Twain and Soap
"Whenever my missionaries overcame a knight errant on the road they washed him, and when he got well they swore him to go and get a bulletin-board and disseminate soap and civilization the rest of his days" (Twain 87).
Hank Morgan introduces soap to Arthurian England as a means of inducing social reform. Soap catches on, forcing his factory to increase from two employees to 15, working around the clock.
What does soap have to do with technology? It depends upon the definition of "technology." The most common view is that technology consists of products like cars, guns, or textiles. Such a definition would also include the means of production, such as machine tools, gauges, or looms. An expanded definition would include the system by which the production is managed, making the factory, the assembly line and the foreman important developments in technology.
Because Morgan produces soap in a factory, it might grudgingly be labelled a "low tech" product. However, Morgan's design is to use the soap as a tool for something else. First, he wants the soap and the concommitant advertisements to make the knights look silly. He calls the practice of having knights-errant "nonsense" (86) and wants it stopped. Second, he hopes to implement a practice of cleanliness among the nobility that will trickle down to the masses without being sanctioned by the Church. He hopes this will begin to undermine the way the Church controls every aspect of the people's lives.
Because he uses soap as a tool (almost a weapon!), it certainly qualifies as a form of technology, whether it's produced in a smelly factory near the palace or boiled in a vat in the back yard of a peasant family.
Twain's creative vision is historically accurate: people did not use soap for personal bathing in sixth century England.

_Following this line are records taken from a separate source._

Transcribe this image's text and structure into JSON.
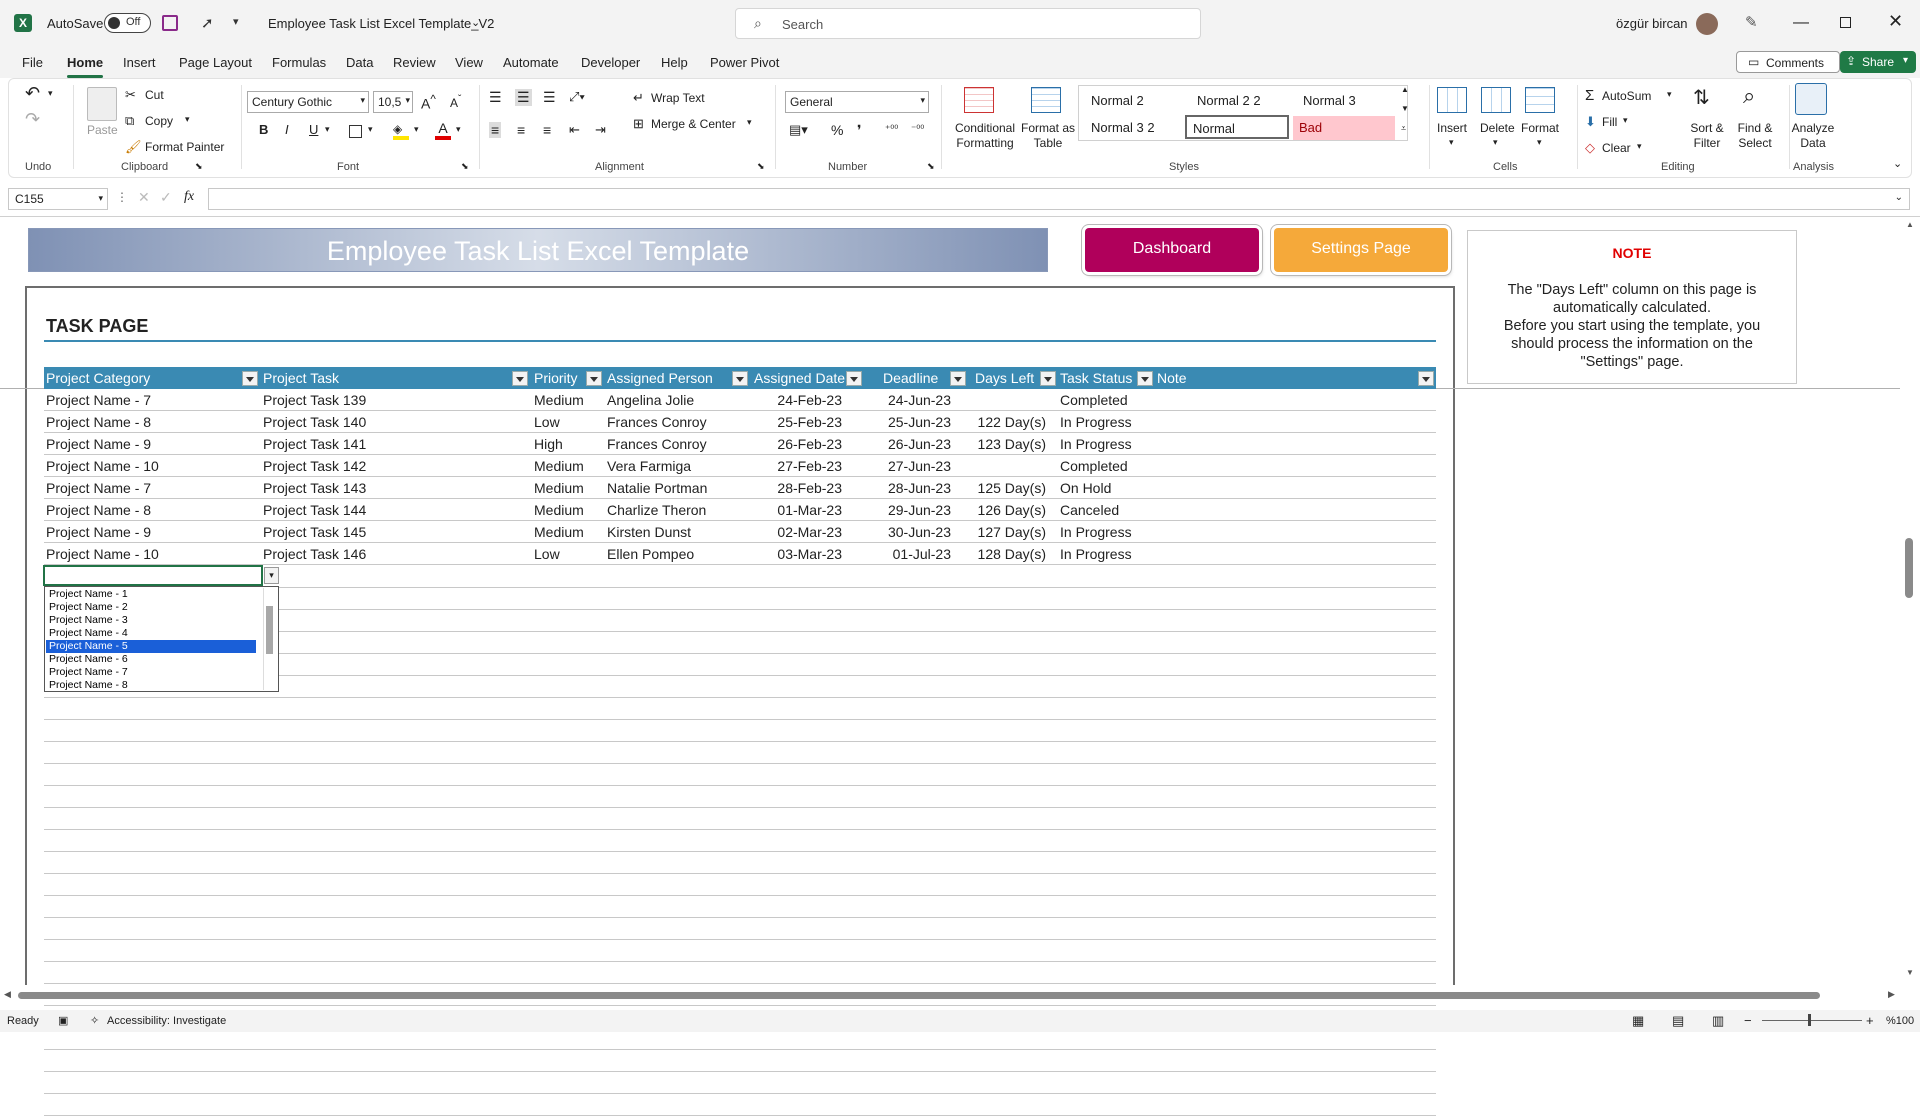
{
  "titlebar": {
    "autosave_label": "AutoSave",
    "autosave_state": "Off",
    "file_name": "Employee Task List Excel Template_V2",
    "search_placeholder": "Search",
    "user_name": "özgür bircan",
    "colors": {
      "excel_green": "#217346"
    }
  },
  "menu": {
    "tabs": [
      "File",
      "Home",
      "Insert",
      "Page Layout",
      "Formulas",
      "Data",
      "Review",
      "View",
      "Automate",
      "Developer",
      "Help",
      "Power Pivot"
    ],
    "active_tab": "Home",
    "comments_label": "Comments",
    "share_label": "Share"
  },
  "ribbon": {
    "undo_group": "Undo",
    "clipboard": {
      "paste": "Paste",
      "cut": "Cut",
      "copy": "Copy",
      "format_painter": "Format Painter",
      "group": "Clipboard"
    },
    "font": {
      "family": "Century Gothic",
      "size": "10,5",
      "bold": "B",
      "italic": "I",
      "underline": "U",
      "group": "Font"
    },
    "alignment": {
      "wrap_text": "Wrap Text",
      "merge_center": "Merge & Center",
      "group": "Alignment"
    },
    "number": {
      "format": "General",
      "group": "Number"
    },
    "styles": {
      "conditional": "Conditional Formatting",
      "format_table": "Format as Table",
      "cells": [
        "Normal 2",
        "Normal 2 2",
        "Normal 3",
        "Normal 3 2",
        "Normal",
        "Bad"
      ],
      "group": "Styles"
    },
    "cells": {
      "insert": "Insert",
      "delete": "Delete",
      "format": "Format",
      "group": "Cells"
    },
    "editing": {
      "autosum": "AutoSum",
      "fill": "Fill",
      "clear": "Clear",
      "sort_filter": "Sort & Filter",
      "find_select": "Find & Select",
      "group": "Editing"
    },
    "analysis": {
      "analyze": "Analyze Data",
      "group": "Analysis"
    }
  },
  "formula_bar": {
    "name_box": "C155",
    "fx": "fx",
    "content": ""
  },
  "sheet": {
    "banner_title": "Employee Task List Excel Template",
    "dashboard_button": "Dashboard",
    "settings_button": "Settings Page",
    "colors": {
      "dashboard": "#b0005b",
      "settings": "#f5a93a",
      "header": "#3a8ab3"
    },
    "note": {
      "title": "NOTE",
      "lines": [
        "The \"Days Left\" column on this page is",
        "automatically calculated.",
        "Before you start using the template, you",
        "should process the information on the",
        "\"Settings\" page."
      ]
    },
    "section_title": "TASK PAGE",
    "columns": [
      "Project Category",
      "Project Task",
      "Priority",
      "Assigned Person",
      "Assigned Date",
      "Deadline",
      "Days Left",
      "Task Status",
      "Note"
    ],
    "rows": [
      [
        "Project Name - 7",
        "Project Task 139",
        "Medium",
        "Angelina Jolie",
        "24-Feb-23",
        "24-Jun-23",
        "",
        "Completed",
        ""
      ],
      [
        "Project Name - 8",
        "Project Task 140",
        "Low",
        "Frances Conroy",
        "25-Feb-23",
        "25-Jun-23",
        "122 Day(s)",
        "In Progress",
        ""
      ],
      [
        "Project Name - 9",
        "Project Task 141",
        "High",
        "Frances Conroy",
        "26-Feb-23",
        "26-Jun-23",
        "123 Day(s)",
        "In Progress",
        ""
      ],
      [
        "Project Name - 10",
        "Project Task 142",
        "Medium",
        "Vera Farmiga",
        "27-Feb-23",
        "27-Jun-23",
        "",
        "Completed",
        ""
      ],
      [
        "Project Name - 7",
        "Project Task 143",
        "Medium",
        "Natalie Portman",
        "28-Feb-23",
        "28-Jun-23",
        "125 Day(s)",
        "On Hold",
        ""
      ],
      [
        "Project Name - 8",
        "Project Task 144",
        "Medium",
        "Charlize Theron",
        "01-Mar-23",
        "29-Jun-23",
        "126 Day(s)",
        "Canceled",
        ""
      ],
      [
        "Project Name - 9",
        "Project Task 145",
        "Medium",
        "Kirsten Dunst",
        "02-Mar-23",
        "30-Jun-23",
        "127 Day(s)",
        "In Progress",
        ""
      ],
      [
        "Project Name - 10",
        "Project Task 146",
        "Low",
        "Ellen Pompeo",
        "03-Mar-23",
        "01-Jul-23",
        "128 Day(s)",
        "In Progress",
        ""
      ]
    ],
    "dropdown": {
      "options": [
        "Project Name - 1",
        "Project Name - 2",
        "Project Name - 3",
        "Project Name - 4",
        "Project Name - 5",
        "Project Name - 6",
        "Project Name - 7",
        "Project Name - 8"
      ],
      "selected_index": 4
    }
  },
  "status": {
    "ready": "Ready",
    "accessibility": "Accessibility: Investigate",
    "zoom": "%100"
  }
}
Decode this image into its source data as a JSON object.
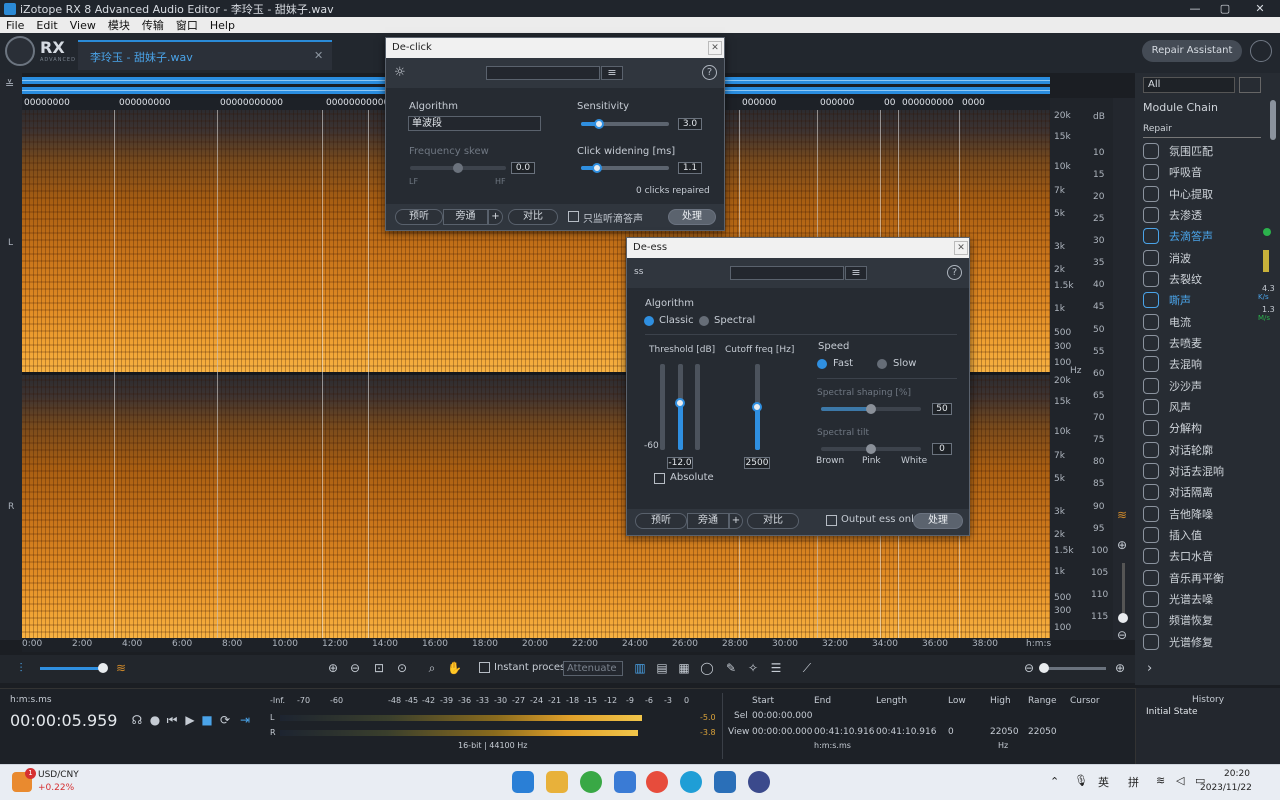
{
  "window": {
    "title": "iZotope RX 8 Advanced Audio Editor - 李玲玉 - 甜妹子.wav",
    "min": "—",
    "max": "▢",
    "close": "✕"
  },
  "menu": [
    "File",
    "Edit",
    "View",
    "模块",
    "传输",
    "窗口",
    "Help"
  ],
  "header": {
    "logo_text": "RX",
    "logo_sub": "ADVANCED",
    "file_tab": "李玲玉 - 甜妹子.wav",
    "file_tab_close": "✕",
    "repair_assistant": "Repair Assistant"
  },
  "markers": [
    "00000000",
    "000000000",
    "00000000000",
    "00000000",
    "000",
    "000000",
    "000000",
    "00000000",
    "000000000",
    "0000",
    "0000"
  ],
  "channels": {
    "left": "L",
    "right": "R"
  },
  "freq_labels": [
    "20k",
    "15k",
    "10k",
    "7k",
    "5k",
    "3k",
    "2k",
    "1.5k",
    "1k",
    "500",
    "300",
    "100",
    "Hz",
    "20k",
    "15k",
    "10k",
    "7k",
    "5k",
    "3k",
    "2k",
    "1.5k",
    "1k",
    "500",
    "300",
    "100"
  ],
  "db_labels": [
    "dB",
    "10",
    "15",
    "20",
    "25",
    "30",
    "35",
    "40",
    "45",
    "50",
    "55",
    "60",
    "65",
    "70",
    "75",
    "80",
    "85",
    "90",
    "95",
    "100",
    "105",
    "110",
    "115"
  ],
  "time_labels": [
    "0:00",
    "2:00",
    "4:00",
    "6:00",
    "8:00",
    "10:00",
    "12:00",
    "14:00",
    "16:00",
    "18:00",
    "20:00",
    "22:00",
    "24:00",
    "26:00",
    "28:00",
    "30:00",
    "32:00",
    "34:00",
    "36:00",
    "38:00",
    "h:m:s"
  ],
  "declick": {
    "title": "De-click",
    "close": "✕",
    "algorithm_label": "Algorithm",
    "algorithm_value": "单波段",
    "sensitivity_label": "Sensitivity",
    "sensitivity_value": "3.0",
    "sensitivity": 0.2,
    "freq_skew_label": "Frequency skew",
    "freq_skew_value": "0.0",
    "freq_skew": 0.5,
    "lf": "LF",
    "hf": "HF",
    "click_widening_label": "Click widening [ms]",
    "click_widening_value": "1.1",
    "click_widening": 0.18,
    "status": "0 clicks repaired",
    "preview": "预听",
    "bypass": "旁通",
    "plus": "+",
    "compare": "对比",
    "monitor_clicks": "只监听滴答声",
    "process": "处理"
  },
  "deess": {
    "title": "De-ess",
    "close": "✕",
    "icon_text": "ss",
    "algorithm_label": "Algorithm",
    "classic": "Classic",
    "spectral": "Spectral",
    "threshold_label": "Threshold [dB]",
    "threshold_min": "-60",
    "threshold_value": "-12.0",
    "threshold": 0.55,
    "cutoff_label": "Cutoff freq [Hz]",
    "cutoff_value": "2500",
    "cutoff": 0.5,
    "absolute": "Absolute",
    "speed_label": "Speed",
    "fast": "Fast",
    "slow": "Slow",
    "shaping_label": "Spectral shaping [%]",
    "shaping_value": "50",
    "shaping": 0.5,
    "tilt_label": "Spectral tilt",
    "tilt_value": "0",
    "tilt": 0.5,
    "brown": "Brown",
    "pink": "Pink",
    "white": "White",
    "preview": "预听",
    "bypass": "旁通",
    "plus": "+",
    "compare": "对比",
    "output_only": "Output ess only",
    "process": "处理"
  },
  "right_panel": {
    "filter": "All",
    "module_chain": "Module Chain",
    "category": "Repair",
    "modules": [
      "氛围匹配",
      "呼吸音",
      "中心提取",
      "去渗透",
      "去滴答声",
      "消波",
      "去裂纹",
      "嘶声",
      "电流",
      "去喷麦",
      "去混响",
      "沙沙声",
      "风声",
      "分解构",
      "对话轮廓",
      "对话去混响",
      "对话隔离",
      "吉他降噪",
      "插入值",
      "去口水音",
      "音乐再平衡",
      "光谱去噪",
      "频谱恢复",
      "光谱修复"
    ],
    "active_module": "去滴答声",
    "active_module2": "嘶声"
  },
  "toolbar": {
    "instant_process": "Instant process",
    "attenuate": "Attenuate"
  },
  "transport": {
    "time_format": "h:m:s.ms",
    "time": "00:00:05.959",
    "meter_scale": [
      "-Inf.",
      "-70",
      "-60",
      "-48",
      "-45",
      "-42",
      "-39",
      "-36",
      "-33",
      "-30",
      "-27",
      "-24",
      "-21",
      "-18",
      "-15",
      "-12",
      "-9",
      "-6",
      "-3",
      "0"
    ],
    "left_peak": "-5.0",
    "right_peak": "-3.8",
    "bit_info": "16-bit | 44100 Hz",
    "start_label": "Start",
    "end_label": "End",
    "length_label": "Length",
    "low_label": "Low",
    "high_label": "High",
    "range_label": "Range",
    "cursor_label": "Cursor",
    "sel_label": "Sel",
    "view_label": "View",
    "sel_start": "00:00:00.000",
    "view_start": "00:00:00.000",
    "view_end": "00:41:10.916",
    "view_length": "00:41:10.916",
    "view_low": "0",
    "view_high": "22050",
    "view_range": "22050",
    "time_unit": "h:m:s.ms",
    "hz_unit": "Hz"
  },
  "history": {
    "title": "History",
    "item": "Initial State"
  },
  "meters_right": {
    "a": "4.3",
    "a_unit": "K/s",
    "b": "1.3",
    "b_unit": "M/s"
  },
  "taskbar": {
    "currency": "USD/CNY",
    "change": "+0.22%",
    "badge": "1",
    "ime1": "英",
    "ime2": "拼",
    "time": "20:20",
    "date": "2023/11/22"
  }
}
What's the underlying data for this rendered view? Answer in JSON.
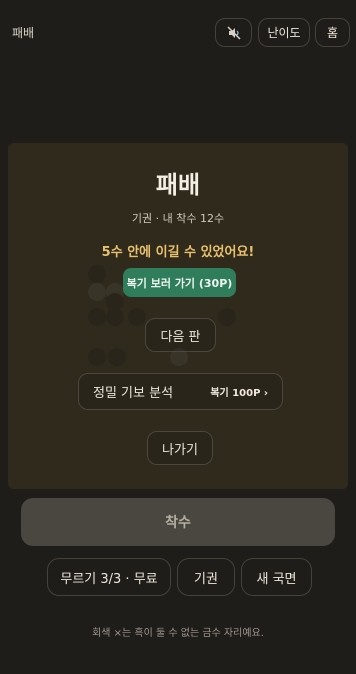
{
  "header": {
    "title": "패배",
    "sound_icon": "sound-muted-icon",
    "level_label": "난이도",
    "home_label": "홈"
  },
  "result": {
    "title": "패배",
    "subtitle": "기권 · 내 착수 12수",
    "message": "5수 안에 이길 수 있었어요!",
    "review_button": "복기 보러 가기 (30P)",
    "next_button": "다음 판",
    "analysis_label": "정밀 기보 분석",
    "analysis_cost": "복기 100P ›",
    "exit_button": "나가기"
  },
  "controls": {
    "place_label": "착수",
    "undo_label": "무르기 3/3 · 무료",
    "resign_label": "기권",
    "new_game_label": "새 국면"
  },
  "footnote": "회색 ×는 흑이 둘 수 없는 금수 자리예요.",
  "colors": {
    "accent_green": "#2f7d5a",
    "message_gold": "#e9c16d",
    "background": "#1f1d1a"
  }
}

Sumerian clay tablets dating c. 2500 B.C. are the first recorded mention of soap. It was made of water, alkali, and cassia oil, and was used to wash wool (Sappo Hill Soapworks). Records of ancient Egyptian, Greek, and Roman cultures indicate that soap was used for purposes such as washing clothes (a soap factory was found in the ruins of Pompeii, for example), but it was not part of bathing (Ellis).
After the fall of the Roman Empire, soapmaking, too, entered a Dark Age which lasted until about the 8th century in Europe. Use of soap was introduced to England around the 11th century by the Celts (Danielle Dane), who used it for bathing and washing (Ellis). However, soap was taxed heavily and was very expensive until 1853, when the tax on soap was repealed.
Soap was considered important before 1853, though. Evidence of this is found in the records of the American colonists, who brought soap with them and considered it a necessity (Ellis). Soon the colonists realized they had the necessary ingredients -- ashes and animal fat -- and began to make their own soap. In addition, soapboilers and chandlers (soap and candlemakers) began arriving in the early 1600s (Sappo Hill).
The Procter and Gamble company was established in 1837 and began marketing Ivory Soap in 1879 with the slogans "99 and 44/100% Pure" and "It Floats" (Procter and Gamble). As soap became cheaper and less harsh, attitudes and standards related to cleanliness changed. Regular bathing and cleaner clothing became social norms. Twain included this trend in Connecticut Yankee.
Hank Morgan believed that cleaner peasants would be more likely to think for themselves. No greater claim has ever been made for a bar of soap.